Thefts of Scrap Metal Soar with Prices

Jan. 26, 2007
Industrial sites hit with thefts, as industry fights new security problem

HARTFORD - A dozen times in less than a year thieves have hit the shuttered Chemetco industrial complex.

This time, three suspects tripped alarms about 3:30 a.m. Monday and briefly showed their faces to security cameras. The Madison County Sheriff's Office responded, but the trio escaped.

Detectives say the thieves are after valuable scrap metal, despite the presence of hazardous slag and sludge on the 40-acre site.

"They go and lift some metal and they sell it, and they can get a few hundred bucks for it," said Sheriff's Lt. Brad Wells, who is investigating the Monday morning break-in. "It's happening all around the state and country."

With scrap metal prices holding well above historic norms, especially for copper and aluminum, thieves seem ready to risk life and limb for the once-not-very-precious metals. The spate of thefts - from copper downspouts off houses to cable at cell phone towers - has law enforcement and the Illinois and Missouri legislatures clamoring for answers.

In both states, legislation is being proposed to require metal recyclers to set up registries of their suppliers, adding a layer of disclosure and a potential investigative trail to the sometimes loose trade of scrap metal.

"It's similar in concept to the pawnbroker rules - keeping an accurate record of just who is bringing in goods for sale," said state Sen. Bill Haine, D-Alton, who plans to sponsor legislation. "It'll make it easier on the police to locate a stolen item. We've got to do something, because this is getting out of control."

The St. Louis Board of Aldermen is expected to consider a similar measure.

This past winter a telephone substation in Godfrey was hit twice, Wells said. The bankrupt Chemetco plant, under seal by the Illinois Environmental Protection Agency, is a continual target.

In East. St. Louis, thieves at a church ignored the collection plate and instead went for copper tubing from three massive air conditioners and aluminum gutters and downspouts.

In St. Louis, there's a new scrap metal theft reported practically every day, police said. Houses under construction are a popular target for piping, but thieves have even stolen plumbing out from under occupied homes.

And they've gotten consistently more daring. Last month, an electric substation was hit for copper electrical cables. The incident knocked out power for a while to a nursing home in north St. Louis.

Reports have come in of drug addicts' dredging up scrap metal and turning it into cash for their habits, police said.
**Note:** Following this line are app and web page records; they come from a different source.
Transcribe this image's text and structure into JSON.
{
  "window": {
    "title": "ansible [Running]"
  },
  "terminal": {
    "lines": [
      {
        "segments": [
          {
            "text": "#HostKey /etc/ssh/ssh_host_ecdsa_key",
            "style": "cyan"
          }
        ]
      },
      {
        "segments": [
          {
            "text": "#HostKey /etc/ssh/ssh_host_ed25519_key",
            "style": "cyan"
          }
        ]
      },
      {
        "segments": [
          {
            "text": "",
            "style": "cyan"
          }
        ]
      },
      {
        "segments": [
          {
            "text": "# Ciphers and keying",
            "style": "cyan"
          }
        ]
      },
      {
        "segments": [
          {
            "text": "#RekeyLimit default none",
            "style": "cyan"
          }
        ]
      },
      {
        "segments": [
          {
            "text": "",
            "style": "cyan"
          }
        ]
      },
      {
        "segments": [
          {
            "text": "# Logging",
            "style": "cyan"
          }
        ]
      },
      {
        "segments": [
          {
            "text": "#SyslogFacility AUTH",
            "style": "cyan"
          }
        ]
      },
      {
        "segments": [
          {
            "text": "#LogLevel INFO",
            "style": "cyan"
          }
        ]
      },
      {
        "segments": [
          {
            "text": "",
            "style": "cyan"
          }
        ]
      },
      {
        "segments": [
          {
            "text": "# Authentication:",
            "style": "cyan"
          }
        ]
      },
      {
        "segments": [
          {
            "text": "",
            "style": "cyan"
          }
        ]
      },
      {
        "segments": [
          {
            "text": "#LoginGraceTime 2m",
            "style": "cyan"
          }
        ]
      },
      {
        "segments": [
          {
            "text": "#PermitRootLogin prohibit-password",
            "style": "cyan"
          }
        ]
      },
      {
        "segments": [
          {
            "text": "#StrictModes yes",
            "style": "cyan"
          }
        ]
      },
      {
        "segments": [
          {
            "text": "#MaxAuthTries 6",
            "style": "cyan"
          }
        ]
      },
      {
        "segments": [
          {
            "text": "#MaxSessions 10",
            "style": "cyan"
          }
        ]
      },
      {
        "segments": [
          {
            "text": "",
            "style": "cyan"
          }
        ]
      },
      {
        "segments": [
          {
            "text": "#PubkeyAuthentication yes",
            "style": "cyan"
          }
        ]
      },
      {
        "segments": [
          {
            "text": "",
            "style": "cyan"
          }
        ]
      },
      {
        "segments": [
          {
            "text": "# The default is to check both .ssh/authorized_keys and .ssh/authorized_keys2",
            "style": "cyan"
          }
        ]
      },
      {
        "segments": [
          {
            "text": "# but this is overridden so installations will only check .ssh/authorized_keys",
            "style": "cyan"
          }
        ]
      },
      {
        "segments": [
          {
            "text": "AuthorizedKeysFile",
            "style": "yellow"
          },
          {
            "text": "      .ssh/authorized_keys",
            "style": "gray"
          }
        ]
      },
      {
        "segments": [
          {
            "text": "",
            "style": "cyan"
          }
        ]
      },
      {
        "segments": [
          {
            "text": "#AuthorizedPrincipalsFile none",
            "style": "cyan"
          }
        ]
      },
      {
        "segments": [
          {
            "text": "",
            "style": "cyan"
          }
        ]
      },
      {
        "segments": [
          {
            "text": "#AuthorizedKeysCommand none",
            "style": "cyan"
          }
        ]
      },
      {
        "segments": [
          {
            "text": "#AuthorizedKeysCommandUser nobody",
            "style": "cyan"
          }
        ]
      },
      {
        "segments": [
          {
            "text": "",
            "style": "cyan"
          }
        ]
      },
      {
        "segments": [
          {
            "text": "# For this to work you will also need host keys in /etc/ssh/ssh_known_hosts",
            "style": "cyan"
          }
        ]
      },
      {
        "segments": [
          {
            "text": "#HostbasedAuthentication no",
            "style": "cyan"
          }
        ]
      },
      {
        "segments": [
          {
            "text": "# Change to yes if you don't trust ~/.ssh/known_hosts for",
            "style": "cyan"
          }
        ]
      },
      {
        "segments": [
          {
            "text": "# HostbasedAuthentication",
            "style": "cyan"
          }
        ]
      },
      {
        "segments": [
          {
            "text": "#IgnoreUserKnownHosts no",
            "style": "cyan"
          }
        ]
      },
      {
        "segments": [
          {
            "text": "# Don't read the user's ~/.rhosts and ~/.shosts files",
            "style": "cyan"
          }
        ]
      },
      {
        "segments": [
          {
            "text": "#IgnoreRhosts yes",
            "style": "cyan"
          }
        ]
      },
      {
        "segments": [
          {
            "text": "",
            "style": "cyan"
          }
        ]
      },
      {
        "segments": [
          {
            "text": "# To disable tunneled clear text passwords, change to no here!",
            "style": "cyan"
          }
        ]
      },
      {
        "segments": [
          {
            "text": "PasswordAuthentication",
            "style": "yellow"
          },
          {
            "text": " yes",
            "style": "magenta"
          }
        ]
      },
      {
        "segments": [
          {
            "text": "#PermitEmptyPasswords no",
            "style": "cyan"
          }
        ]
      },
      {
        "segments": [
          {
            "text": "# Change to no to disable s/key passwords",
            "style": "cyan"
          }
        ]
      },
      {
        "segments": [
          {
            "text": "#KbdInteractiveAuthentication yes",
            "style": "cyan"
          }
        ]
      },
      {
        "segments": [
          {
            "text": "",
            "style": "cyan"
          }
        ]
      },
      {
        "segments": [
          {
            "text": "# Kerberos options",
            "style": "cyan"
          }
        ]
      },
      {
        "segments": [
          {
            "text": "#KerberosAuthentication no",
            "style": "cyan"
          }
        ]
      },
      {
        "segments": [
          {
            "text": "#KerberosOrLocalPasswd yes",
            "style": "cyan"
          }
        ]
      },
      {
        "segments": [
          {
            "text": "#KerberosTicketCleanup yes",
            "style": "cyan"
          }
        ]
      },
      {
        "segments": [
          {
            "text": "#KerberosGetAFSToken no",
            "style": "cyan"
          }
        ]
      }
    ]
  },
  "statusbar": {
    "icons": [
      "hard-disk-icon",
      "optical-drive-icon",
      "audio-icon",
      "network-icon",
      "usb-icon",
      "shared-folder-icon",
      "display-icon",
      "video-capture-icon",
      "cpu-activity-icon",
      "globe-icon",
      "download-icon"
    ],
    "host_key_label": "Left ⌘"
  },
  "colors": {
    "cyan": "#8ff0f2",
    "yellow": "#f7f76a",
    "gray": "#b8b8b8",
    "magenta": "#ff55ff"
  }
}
And according to reports from around the area, thieves have struck cell phone towers from O'Fallon, Mo., to Kansas City for cables.

High-grade copper sold for as high as $2.40 a pound on Thursday, well above historical norms. The price went as high as about $3.50 a pound last year, almost entirely because of demand from China.

"This is the criminal version of supply and demand," said Missouri state Rep. Jeff Roorda, D-Barnhart, sponsor of a scrap metal measure. "Now that the salvage price for scrap metal has gotten so high, a lot of thieves are engaging in some pretty bold criminal activity."

Metal scrap buyers say they want to help police but are resistant to measures they say would be burdensome. The Institute of Scrap Recycling Industries, the major Washington lobby for the industry, has opposed proposals that would require recyclers to tag and separate material as it came in.

The Illinois and Missouri proposals right now would only require the companies to document who is bringing material to be sold, something that is more palatable to the industry, said Allan Roodman, an owner of Top Metal Buyers Inc.

Managers at Roodman's East St. Louis company already screen small sellers and accept metal only from people with whom they feel comfortable. They also get online alerts from the lobbying group to track and identify suspicious sales.

"We want to work with the police, and a log wouldn't really be too much of a burden," Roodman said. "But keeping all material separate and holding it for inspection, well, that's just not going to be feasible."